Given data Start Marker

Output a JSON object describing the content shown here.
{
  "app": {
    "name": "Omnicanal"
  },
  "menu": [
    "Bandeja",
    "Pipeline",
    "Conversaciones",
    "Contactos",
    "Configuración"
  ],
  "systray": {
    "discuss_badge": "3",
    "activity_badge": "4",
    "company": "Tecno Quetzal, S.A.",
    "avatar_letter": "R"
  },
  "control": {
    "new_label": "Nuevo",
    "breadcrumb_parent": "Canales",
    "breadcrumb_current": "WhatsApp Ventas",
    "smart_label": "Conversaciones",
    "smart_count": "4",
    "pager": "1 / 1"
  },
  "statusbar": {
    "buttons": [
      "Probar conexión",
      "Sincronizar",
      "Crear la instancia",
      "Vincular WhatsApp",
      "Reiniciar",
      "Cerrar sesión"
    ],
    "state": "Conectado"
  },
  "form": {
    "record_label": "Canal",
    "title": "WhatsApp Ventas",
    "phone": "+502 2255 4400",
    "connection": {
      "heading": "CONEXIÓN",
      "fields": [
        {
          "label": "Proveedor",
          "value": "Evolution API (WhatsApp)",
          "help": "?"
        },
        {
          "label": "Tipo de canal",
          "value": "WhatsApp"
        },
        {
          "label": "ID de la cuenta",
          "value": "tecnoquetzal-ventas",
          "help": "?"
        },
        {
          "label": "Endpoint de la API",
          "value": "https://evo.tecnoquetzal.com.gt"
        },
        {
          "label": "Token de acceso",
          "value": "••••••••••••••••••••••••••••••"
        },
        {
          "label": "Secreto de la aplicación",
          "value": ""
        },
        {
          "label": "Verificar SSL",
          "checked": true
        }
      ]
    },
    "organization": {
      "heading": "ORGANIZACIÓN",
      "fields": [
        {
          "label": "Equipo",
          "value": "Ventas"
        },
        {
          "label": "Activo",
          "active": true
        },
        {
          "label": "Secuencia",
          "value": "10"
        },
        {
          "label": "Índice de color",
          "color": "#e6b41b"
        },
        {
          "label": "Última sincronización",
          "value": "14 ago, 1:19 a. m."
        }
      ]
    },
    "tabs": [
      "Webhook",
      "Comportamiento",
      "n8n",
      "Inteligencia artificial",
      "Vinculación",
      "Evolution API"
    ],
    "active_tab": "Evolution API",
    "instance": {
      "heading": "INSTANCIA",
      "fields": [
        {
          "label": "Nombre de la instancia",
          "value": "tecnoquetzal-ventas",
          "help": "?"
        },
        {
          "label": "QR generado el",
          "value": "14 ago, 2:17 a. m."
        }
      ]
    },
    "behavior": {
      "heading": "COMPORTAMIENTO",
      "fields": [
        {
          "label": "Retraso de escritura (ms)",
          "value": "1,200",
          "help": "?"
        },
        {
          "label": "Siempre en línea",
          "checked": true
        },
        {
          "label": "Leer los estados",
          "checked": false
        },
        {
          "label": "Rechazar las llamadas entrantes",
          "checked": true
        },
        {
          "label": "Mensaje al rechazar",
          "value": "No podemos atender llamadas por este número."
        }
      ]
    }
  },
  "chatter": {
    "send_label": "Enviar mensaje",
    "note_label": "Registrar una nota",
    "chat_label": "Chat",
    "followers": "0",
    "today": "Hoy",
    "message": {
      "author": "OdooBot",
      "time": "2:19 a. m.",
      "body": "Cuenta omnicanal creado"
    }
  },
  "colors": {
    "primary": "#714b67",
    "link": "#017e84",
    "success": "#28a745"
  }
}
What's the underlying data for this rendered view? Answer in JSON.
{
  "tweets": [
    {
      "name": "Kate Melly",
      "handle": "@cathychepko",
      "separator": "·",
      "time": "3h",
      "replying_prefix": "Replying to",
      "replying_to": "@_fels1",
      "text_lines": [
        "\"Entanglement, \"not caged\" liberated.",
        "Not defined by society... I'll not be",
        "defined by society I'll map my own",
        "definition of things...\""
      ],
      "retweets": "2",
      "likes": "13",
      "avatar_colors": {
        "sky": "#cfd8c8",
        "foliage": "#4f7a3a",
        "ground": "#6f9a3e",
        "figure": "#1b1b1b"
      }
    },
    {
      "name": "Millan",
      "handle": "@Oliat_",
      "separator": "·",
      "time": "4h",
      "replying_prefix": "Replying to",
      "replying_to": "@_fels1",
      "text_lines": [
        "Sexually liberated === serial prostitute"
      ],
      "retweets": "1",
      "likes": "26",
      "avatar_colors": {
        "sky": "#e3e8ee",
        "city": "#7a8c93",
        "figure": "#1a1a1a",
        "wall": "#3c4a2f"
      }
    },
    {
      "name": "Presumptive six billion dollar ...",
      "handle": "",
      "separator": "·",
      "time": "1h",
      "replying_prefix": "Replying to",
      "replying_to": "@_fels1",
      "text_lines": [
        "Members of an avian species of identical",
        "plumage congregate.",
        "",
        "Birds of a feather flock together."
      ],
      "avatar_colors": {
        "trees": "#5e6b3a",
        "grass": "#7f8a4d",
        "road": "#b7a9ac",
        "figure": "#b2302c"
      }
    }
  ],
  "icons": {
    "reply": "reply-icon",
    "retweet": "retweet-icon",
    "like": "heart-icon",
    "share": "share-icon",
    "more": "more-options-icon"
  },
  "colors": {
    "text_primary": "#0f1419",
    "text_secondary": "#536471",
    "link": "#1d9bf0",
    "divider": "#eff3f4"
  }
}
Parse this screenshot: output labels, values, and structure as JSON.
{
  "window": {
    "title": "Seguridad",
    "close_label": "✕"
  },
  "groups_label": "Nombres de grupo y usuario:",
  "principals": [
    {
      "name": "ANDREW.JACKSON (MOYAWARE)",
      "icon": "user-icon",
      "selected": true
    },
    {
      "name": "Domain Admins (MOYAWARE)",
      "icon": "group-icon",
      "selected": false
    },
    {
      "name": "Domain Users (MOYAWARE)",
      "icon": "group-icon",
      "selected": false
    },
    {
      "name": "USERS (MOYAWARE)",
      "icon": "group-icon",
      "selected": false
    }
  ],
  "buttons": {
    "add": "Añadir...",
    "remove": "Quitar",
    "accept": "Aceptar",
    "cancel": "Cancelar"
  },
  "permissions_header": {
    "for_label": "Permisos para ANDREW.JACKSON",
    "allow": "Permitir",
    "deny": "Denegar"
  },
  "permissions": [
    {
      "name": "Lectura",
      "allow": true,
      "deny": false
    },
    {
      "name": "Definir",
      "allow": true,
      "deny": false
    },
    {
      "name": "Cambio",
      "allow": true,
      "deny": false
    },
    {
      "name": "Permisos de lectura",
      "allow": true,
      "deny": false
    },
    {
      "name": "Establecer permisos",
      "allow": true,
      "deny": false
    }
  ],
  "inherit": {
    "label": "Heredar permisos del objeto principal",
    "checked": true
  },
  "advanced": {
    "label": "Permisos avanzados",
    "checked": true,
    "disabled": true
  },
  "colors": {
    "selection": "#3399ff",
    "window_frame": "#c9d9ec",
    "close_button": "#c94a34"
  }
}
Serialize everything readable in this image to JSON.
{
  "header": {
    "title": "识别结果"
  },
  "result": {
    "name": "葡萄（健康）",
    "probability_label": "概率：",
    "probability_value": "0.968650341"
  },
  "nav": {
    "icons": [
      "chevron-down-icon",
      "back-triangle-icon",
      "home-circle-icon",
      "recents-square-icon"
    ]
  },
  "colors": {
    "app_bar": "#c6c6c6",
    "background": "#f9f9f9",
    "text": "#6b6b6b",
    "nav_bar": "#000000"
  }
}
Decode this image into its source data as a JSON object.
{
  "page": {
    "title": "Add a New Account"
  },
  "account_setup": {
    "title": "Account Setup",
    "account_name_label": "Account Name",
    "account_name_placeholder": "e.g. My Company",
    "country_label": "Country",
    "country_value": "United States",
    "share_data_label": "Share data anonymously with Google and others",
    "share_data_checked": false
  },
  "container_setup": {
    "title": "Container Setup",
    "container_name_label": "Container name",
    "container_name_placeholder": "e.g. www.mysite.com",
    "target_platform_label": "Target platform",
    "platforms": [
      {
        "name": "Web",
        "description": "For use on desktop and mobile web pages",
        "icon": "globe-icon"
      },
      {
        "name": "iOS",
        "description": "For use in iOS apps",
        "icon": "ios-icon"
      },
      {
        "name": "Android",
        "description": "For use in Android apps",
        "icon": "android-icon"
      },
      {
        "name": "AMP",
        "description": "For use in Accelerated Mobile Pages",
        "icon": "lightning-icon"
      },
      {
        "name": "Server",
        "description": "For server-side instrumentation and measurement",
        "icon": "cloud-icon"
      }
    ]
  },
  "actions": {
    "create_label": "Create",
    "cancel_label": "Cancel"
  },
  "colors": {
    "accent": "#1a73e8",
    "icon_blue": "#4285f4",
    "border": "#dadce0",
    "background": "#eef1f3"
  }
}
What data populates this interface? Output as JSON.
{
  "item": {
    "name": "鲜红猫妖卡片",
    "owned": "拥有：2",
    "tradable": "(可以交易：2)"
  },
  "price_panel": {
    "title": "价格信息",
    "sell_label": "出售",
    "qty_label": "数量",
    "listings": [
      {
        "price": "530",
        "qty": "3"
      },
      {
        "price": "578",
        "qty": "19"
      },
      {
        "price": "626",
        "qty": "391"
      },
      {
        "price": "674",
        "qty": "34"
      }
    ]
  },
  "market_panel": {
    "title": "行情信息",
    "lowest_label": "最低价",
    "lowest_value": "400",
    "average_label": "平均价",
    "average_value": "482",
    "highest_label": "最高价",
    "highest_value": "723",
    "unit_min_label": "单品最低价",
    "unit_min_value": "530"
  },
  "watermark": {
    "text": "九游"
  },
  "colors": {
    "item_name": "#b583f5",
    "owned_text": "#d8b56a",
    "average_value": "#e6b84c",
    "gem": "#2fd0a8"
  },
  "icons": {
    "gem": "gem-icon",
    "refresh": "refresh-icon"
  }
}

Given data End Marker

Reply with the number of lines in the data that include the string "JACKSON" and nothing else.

2